The big family of trade chambers whose origins go back to the 16th Century in France is fashioned along two models:
- Anglo-Saxon type, essentially constituted in the form of associations;
- Latin type constituted in the form of public establishments and assigned the mission of public service centred on promoting and supporting enterprises.
The common ground is that these models both represent the interests of business.
However, they differ as to the ways they are run. Anglo-saxon type chambers are funded from member contributions, whereas Latin type chambers receive State subsidies.
The Chamber of Commerce was first created in Douala in 1921 with just a consultative status, with the mission of managing the resources meant for the development of the territory and fixing prices for agricultural produce. The fifteen members of this first Chamber of Commerce were chosen by the Commissaire de la République and appointed for a two-year term. Two of the members, a trader and a farmer, were natives.

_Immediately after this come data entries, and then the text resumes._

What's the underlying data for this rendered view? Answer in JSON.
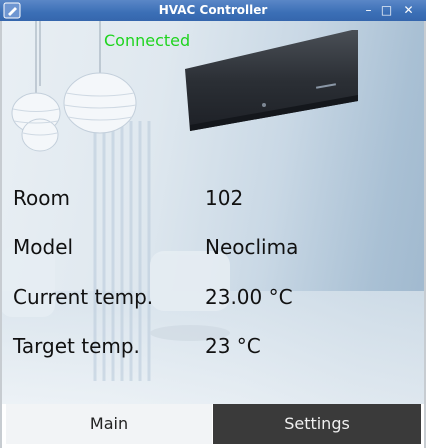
{
  "window": {
    "title": "HVAC Controller",
    "minimize_glyph": "–",
    "maximize_glyph": "□",
    "close_glyph": "✕"
  },
  "status": {
    "text": "Connected",
    "color": "#1fd41f"
  },
  "info": {
    "rows": [
      {
        "label": "Room",
        "value": "102"
      },
      {
        "label": "Model",
        "value": "Neoclima"
      },
      {
        "label": "Current temp.",
        "value": "23.00 °C"
      },
      {
        "label": "Target temp.",
        "value": "23 °C"
      }
    ]
  },
  "tabs": [
    {
      "label": "Main",
      "selected": true
    },
    {
      "label": "Settings",
      "selected": false
    }
  ],
  "icons": {
    "app": "app-pencil-icon",
    "minimize": "minimize-icon",
    "maximize": "maximize-icon",
    "close": "close-icon"
  }
}
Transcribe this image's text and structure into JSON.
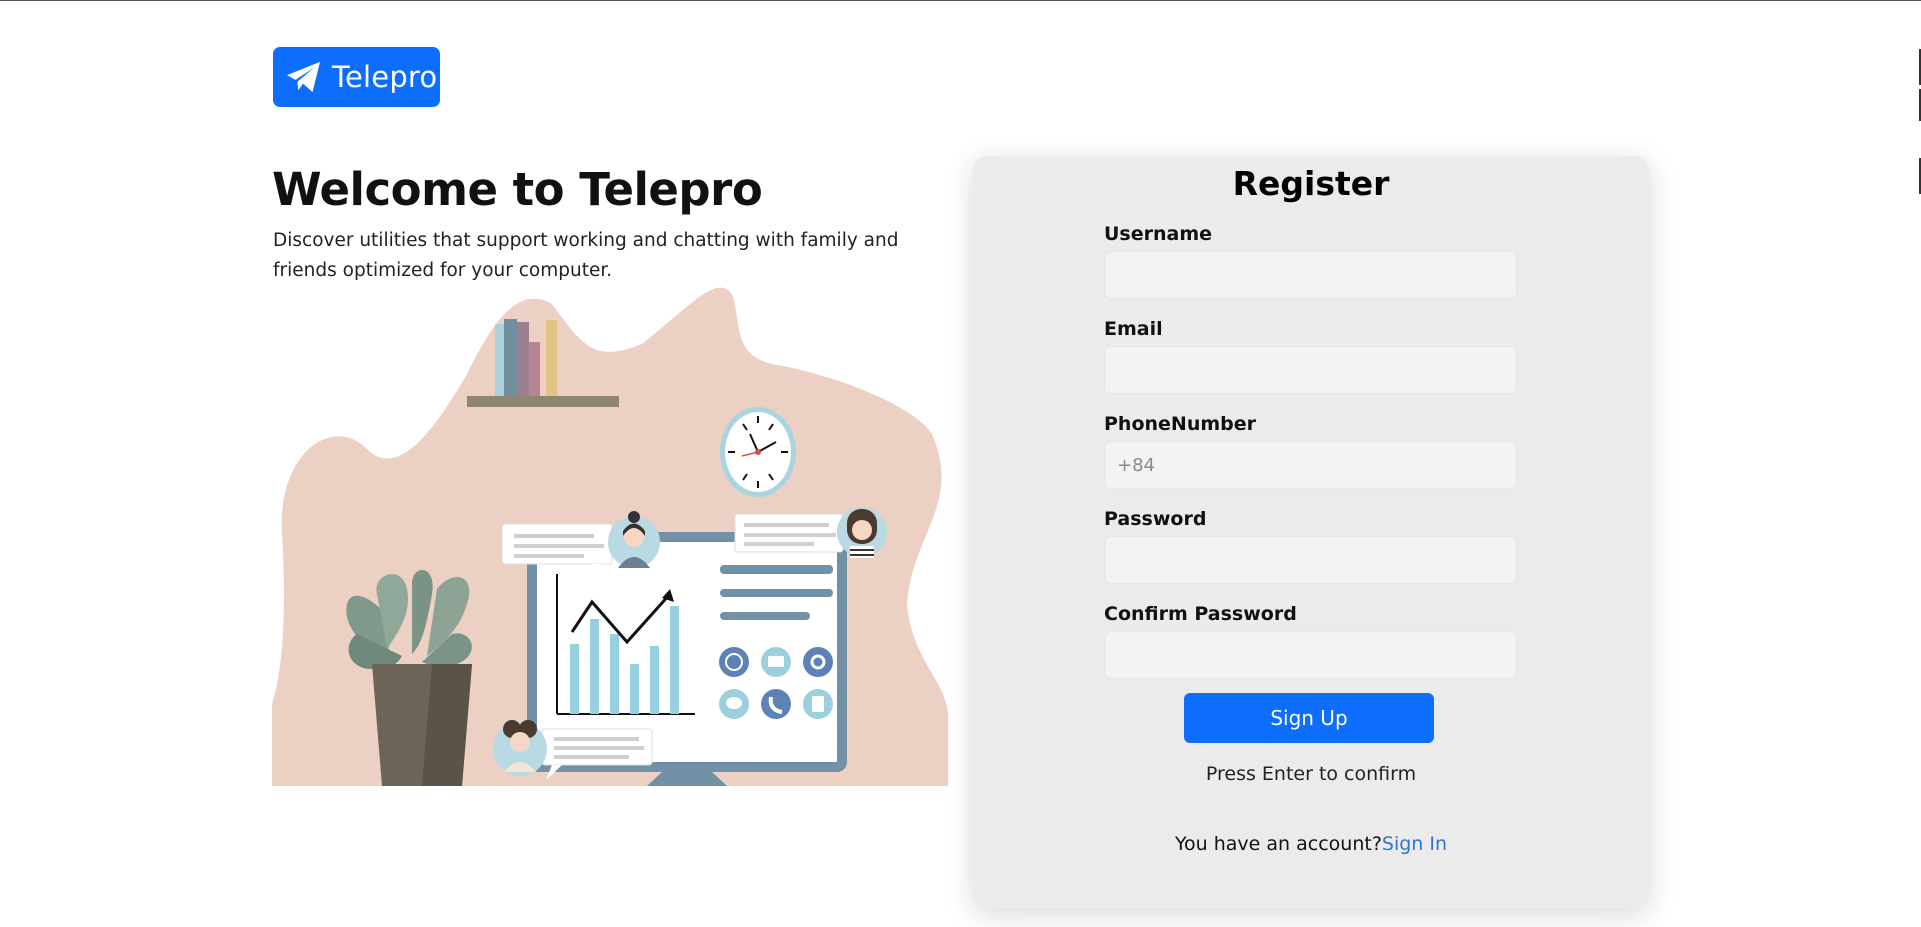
{
  "brand": {
    "name": "Telepro",
    "icon": "paper-plane-icon",
    "color": "#0d6efd"
  },
  "hero": {
    "title": "Welcome to Telepro",
    "description": "Discover utilities that support working and chatting with family and friends optimized for your computer.",
    "illustration": "office-workspace-illustration"
  },
  "register": {
    "title": "Register",
    "fields": [
      {
        "label": "Username",
        "value": "",
        "placeholder": ""
      },
      {
        "label": "Email",
        "value": "",
        "placeholder": ""
      },
      {
        "label": "PhoneNumber",
        "value": "",
        "placeholder": "+84"
      },
      {
        "label": "Password",
        "value": "",
        "placeholder": ""
      },
      {
        "label": "Confirm Password",
        "value": "",
        "placeholder": ""
      }
    ],
    "submit_label": "Sign Up",
    "hint": "Press Enter to confirm",
    "account_prompt": "You have an account?",
    "signin_label": "Sign In"
  },
  "colors": {
    "primary": "#0d6efd",
    "panel_bg": "#ebebeb",
    "link": "#2f74d0",
    "blob": "#ecd0c3"
  }
}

This reflected an innovative disposition in a context governed by racial and discriminatory provisions of the Native Code.
The Cameroon Chamber of Commerce, Industry, Mines and Crafts (CCIMC), like all other trade chambers found in French-speaking countries, is a consultative body representing interests in: